- _Problem details_: Reproduce the material that follows exactly, with no line left out.
========
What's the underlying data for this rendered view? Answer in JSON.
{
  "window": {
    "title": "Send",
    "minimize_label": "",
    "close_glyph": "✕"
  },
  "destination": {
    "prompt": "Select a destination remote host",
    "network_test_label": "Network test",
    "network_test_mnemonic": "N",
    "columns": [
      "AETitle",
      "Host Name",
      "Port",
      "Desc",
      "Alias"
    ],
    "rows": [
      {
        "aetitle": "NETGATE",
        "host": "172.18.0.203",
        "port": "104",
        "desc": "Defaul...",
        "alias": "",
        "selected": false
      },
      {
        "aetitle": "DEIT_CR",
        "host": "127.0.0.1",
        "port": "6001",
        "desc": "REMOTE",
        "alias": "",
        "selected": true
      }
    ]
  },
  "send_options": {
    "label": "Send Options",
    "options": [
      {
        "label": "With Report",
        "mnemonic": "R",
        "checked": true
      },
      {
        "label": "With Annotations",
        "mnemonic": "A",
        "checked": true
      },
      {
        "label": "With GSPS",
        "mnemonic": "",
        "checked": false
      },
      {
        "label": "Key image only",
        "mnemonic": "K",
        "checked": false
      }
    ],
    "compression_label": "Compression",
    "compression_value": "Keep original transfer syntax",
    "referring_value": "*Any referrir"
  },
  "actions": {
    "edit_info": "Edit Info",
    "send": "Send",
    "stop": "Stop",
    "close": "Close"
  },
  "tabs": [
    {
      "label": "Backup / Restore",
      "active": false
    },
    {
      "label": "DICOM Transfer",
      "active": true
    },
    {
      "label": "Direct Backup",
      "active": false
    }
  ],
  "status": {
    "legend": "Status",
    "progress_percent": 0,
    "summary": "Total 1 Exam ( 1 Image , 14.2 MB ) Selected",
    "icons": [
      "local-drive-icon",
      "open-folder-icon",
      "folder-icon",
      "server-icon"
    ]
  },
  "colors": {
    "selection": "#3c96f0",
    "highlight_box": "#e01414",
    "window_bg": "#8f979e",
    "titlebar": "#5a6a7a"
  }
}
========
- _Expected answer_:
What's the underlying data for this rendered view? Answer in JSON.
{
  "window": {
    "title": "Send",
    "minimize_label": "",
    "close_glyph": "✕"
  },
  "destination": {
    "prompt": "Select a destination remote host",
    "network_test_label": "Network test",
    "network_test_mnemonic": "N",
    "columns": [
      "AETitle",
      "Host Name",
      "Port",
      "Desc",
      "Alias"
    ],
    "rows": [
      {
        "aetitle": "NETGATE",
        "host": "172.18.0.203",
        "port": "104",
        "desc": "Defaul...",
        "alias": "",
        "selected": false
      },
      {
        "aetitle": "DEIT_CR",
        "host": "127.0.0.1",
        "port": "6001",
        "desc": "REMOTE",
        "alias": "",
        "selected": true
      }
    ]
  },
  "send_options": {
    "label": "Send Options",
    "options": [
      {
        "label": "With Report",
        "mnemonic": "R",
        "checked": true
      },
      {
        "label": "With Annotations",
        "mnemonic": "A",
        "checked": true
      },
      {
        "label": "With GSPS",
        "mnemonic": "",
        "checked": false
      },
      {
        "label": "Key image only",
        "mnemonic": "K",
        "checked": false
      }
    ],
    "compression_label": "Compression",
    "compression_value": "Keep original transfer syntax",
    "referring_value": "*Any referrir"
  },
  "actions": {
    "edit_info": "Edit Info",
    "send": "Send",
    "stop": "Stop",
    "close": "Close"
  },
  "tabs": [
    {
      "label": "Backup / Restore",
      "active": false
    },
    {
      "label": "DICOM Transfer",
      "active": true
    },
    {
      "label": "Direct Backup",
      "active": false
    }
  ],
  "status": {
    "legend": "Status",
    "progress_percent": 0,
    "summary": "Total 1 Exam ( 1 Image , 14.2 MB ) Selected",
    "icons": [
      "local-drive-icon",
      "open-folder-icon",
      "folder-icon",
      "server-icon"
    ]
  },
  "colors": {
    "selection": "#3c96f0",
    "highlight_box": "#e01414",
    "window_bg": "#8f979e",
    "titlebar": "#5a6a7a"
  }
}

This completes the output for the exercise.